Many Winnipeggers have probably concluded that, after more than 30 years of dithering, a rapid transit system is finally a done deal. That conception may have been reinforced by Mayor Katz’s more recent declarations that he would prefer a much more expensive rail system to the bus rapid transit line now under construction.
Before you stand and cheer,
remember that the city has only committed itself to the first half of the first rapid transit line, and take a look at the rest of Katz’s statement. He wants to spend the money earmarked for construction of the second half of the first rapid transit line on roads instead.
Say what? He wants a much more expensive system, but he also intends to divert rapid transit money to roads? No problem, the Mayor says. We can have both rapid transit and roads. He offers no suggestions as to how that might be accomplished, beyond the suggestion that the federal government might be persuaded to pay for it. The federal government, however, wants Winnipeg to finish the southwest line, not spend the money on roads.

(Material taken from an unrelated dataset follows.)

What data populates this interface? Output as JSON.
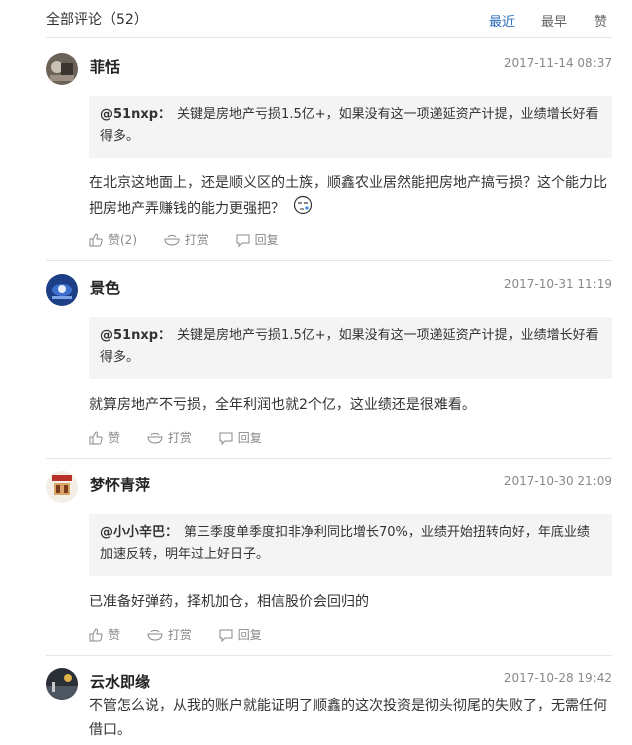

If the money is diverted to roads, we will be left with an amputated half-leg of a rapid transit line, in effect a line to nowhere. A complete rapid transit line can draw new passengers to transit and provide lucrative new opportunities for development near the transit stations. New development increases the city’s revenues and can turn transit into a paying proposition. A half rapid transit line has little potential to draw either passengers or development.
Money spent on half a rapid transit line is money wasted. Dreams of future rail lines are no substitute for an actual rapid transit line now, but, for more than 30 years, our experience has been that whenever it seems within reach, it slips just beyond our grasp.